I was looking down at my feet while gingerly stepping along a muddy trail on my 15th day of the Camino de Santiago when I heard the clanging of cowbells. Now, the presence of cowbells was hardly unusual while walking by numerous pastures in the Spanish province of Asturias, but the manner in which they resonated was unusual. First, they were getting louder and louder even as I stood still. Second, there seemed to be whole orchestra of these “musical instruments.” It sounded like a whole herd of cows was getting closer and closer. But where?
I soon had my answer as within a dozen more seconds, a bovine beast plundered towards me while rearing its head. Slightly alarmed, I stepped aside to the most leftward edge of the trail until I was almost pressing against a barbed wire fence. The animal, seemingly nonplussed, hardly altered its speed or trajectory and moseyed on by with a couple feet of separation.
The cow was not alone. Right behind was another one… and then another one, and another one. It was a whole procession of cows, marching in single file, untethered and unrushed. Where were they going, and who was their general?
I never found out the answer to the former, but within a couple minutes—after all 15 or so cows passed me by—met the latter.
“Buenos días,” said an older Spanish lady wearing blue rubber boots and carrying a walking stick.
“Buenos días,” I replied, as two furry dogs with wagging tongues and bushy tails followed immediately behind the woman.
Cows were the animals I encountered the most while walking the Camino de Santiago. There were some days on the Camino Primitivo where I saw more cows than cars all day. But they were hardly the only non-human beings I saw in Spain.
My favorite was probably this super friendly cat.
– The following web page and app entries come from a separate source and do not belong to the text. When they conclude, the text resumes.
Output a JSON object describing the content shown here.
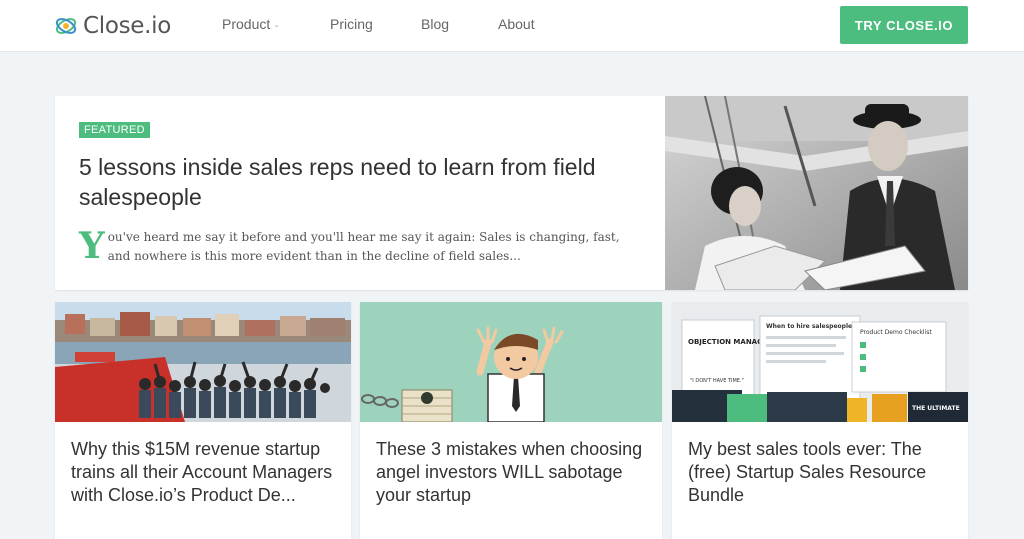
{
  "header": {
    "logo_text": "Close.io",
    "nav": {
      "product": "Product",
      "pricing": "Pricing",
      "blog": "Blog",
      "about": "About"
    },
    "cta_label": "TRY CLOSE.IO"
  },
  "featured": {
    "badge": "FEATURED",
    "title": "5 lessons inside sales reps need to learn from field salespeople",
    "excerpt_initial": "Y",
    "excerpt_rest": "ou've heard me say it before and you'll hear me say it again: Sales is changing, fast, and nowhere is this more evident than in the decline of field sales..."
  },
  "cards": [
    {
      "title": "Why this $15M revenue startup trains all their Account Managers with Close.io’s Product De..."
    },
    {
      "title": "These 3 mistakes when choosing angel investors WILL sabotage your startup"
    },
    {
      "title": "My best sales tools ever: The (free) Startup Sales Resource Bundle"
    }
  ],
  "colors": {
    "accent": "#4dbd7f",
    "background": "#f1f4f6"
  },
  "image_texts": {
    "card3": {
      "doc1": "OBJECTION MANAGEMENT DOCUMENT",
      "doc2": "When to hire salespeople?",
      "doc3": "Product Demo Checklist",
      "doc4": "THE ULTIMATE",
      "quote": "\"I DON'T HAVE TIME.\""
    }
  }
}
She was very talkative and kept pacing back in forth in front of my feet so that I would have to stop, lest I trip over her furry body. Eventually I succumbed and returned her affection for a few minutes.
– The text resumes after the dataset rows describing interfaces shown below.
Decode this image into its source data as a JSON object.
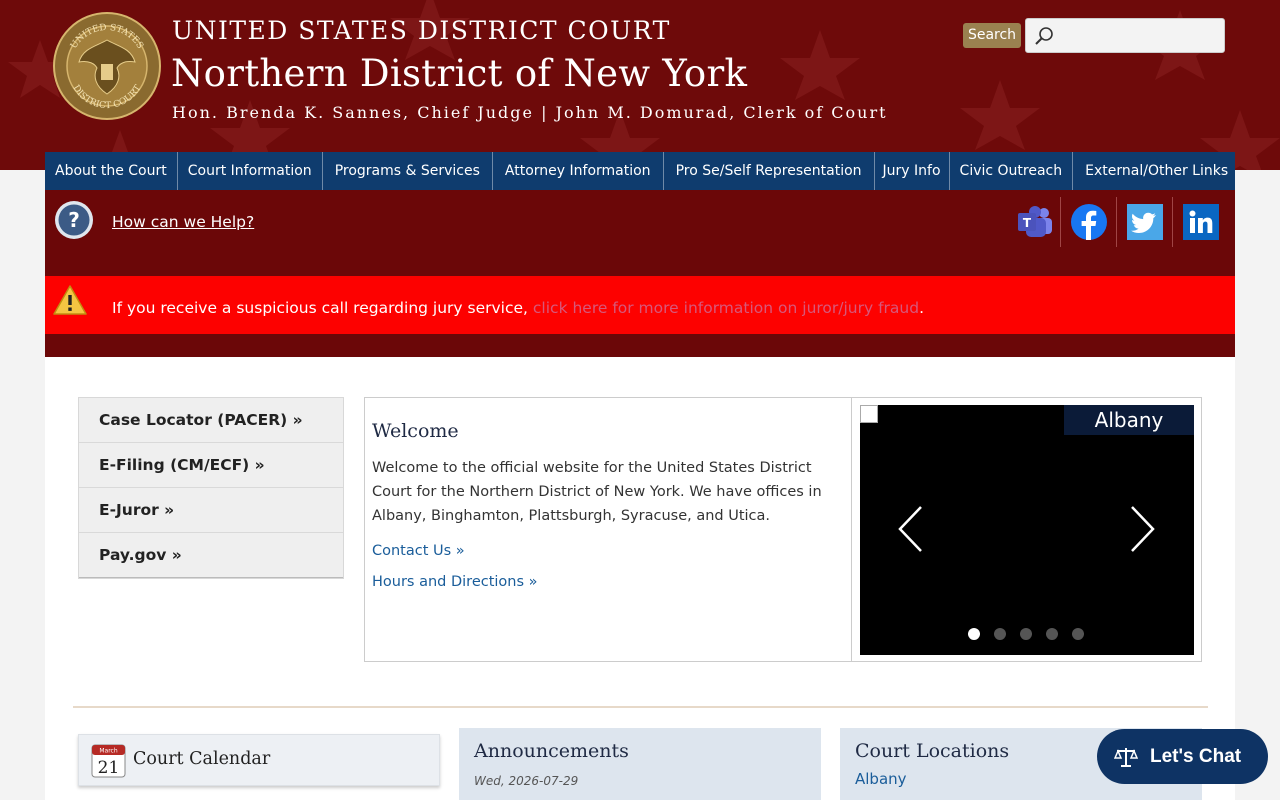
{
  "header": {
    "line1": "UNITED STATES DISTRICT COURT",
    "line2": "Northern District of New York",
    "line3": "Hon. Brenda K. Sannes, Chief Judge | John M. Domurad, Clerk of Court",
    "seal_icon": "court-seal",
    "seal_text_top": "UNITED STATES",
    "seal_text_bottom": "DISTRICT COURT"
  },
  "search": {
    "button_label": "Search",
    "placeholder": "",
    "value": ""
  },
  "nav": {
    "items": [
      "About the Court",
      "Court Information",
      "Programs & Services",
      "Attorney Information",
      "Pro Se/Self Representation",
      "Jury Info",
      "Civic Outreach",
      "External/Other Links"
    ]
  },
  "help": {
    "label": "How can we Help?"
  },
  "social": [
    "teams-icon",
    "facebook-icon",
    "twitter-icon",
    "linkedin-icon"
  ],
  "alert": {
    "text": "If you receive a suspicious call regarding jury service, ",
    "link": "click here for more information on juror/jury fraud",
    "end": "."
  },
  "quick_links": [
    "Case Locator (PACER) »",
    "E-Filing (CM/ECF) »",
    "E-Juror »",
    "Pay.gov »"
  ],
  "welcome": {
    "title": "Welcome",
    "body": "Welcome to the official website for the United States District Court for the Northern District of New York. We have offices in Albany, Binghamton, Plattsburgh, Syracuse, and Utica.",
    "contact": "Contact Us »",
    "hours": "Hours and Directions »"
  },
  "carousel": {
    "caption": "Albany",
    "slide_count": 5,
    "active_slide": 1
  },
  "calendar": {
    "month": "March",
    "day": "21",
    "label": "Court Calendar"
  },
  "announcements": {
    "title": "Announcements",
    "date": "Wed, 2026-07-29"
  },
  "locations": {
    "title": "Court Locations",
    "first": "Albany"
  },
  "chat": {
    "label": "Let's Chat"
  },
  "colors": {
    "header_bg": "#6e0a0a",
    "nav_bg": "#0f3c6e",
    "alert_bg": "#fd0100",
    "search_button": "#9a8150",
    "link": "#1a5d9a"
  }
}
Super cute, yes?
Other creatures are depicted in the photos below. All their types can be found in the U.S., but it was great to see that Spaniards love their animals too.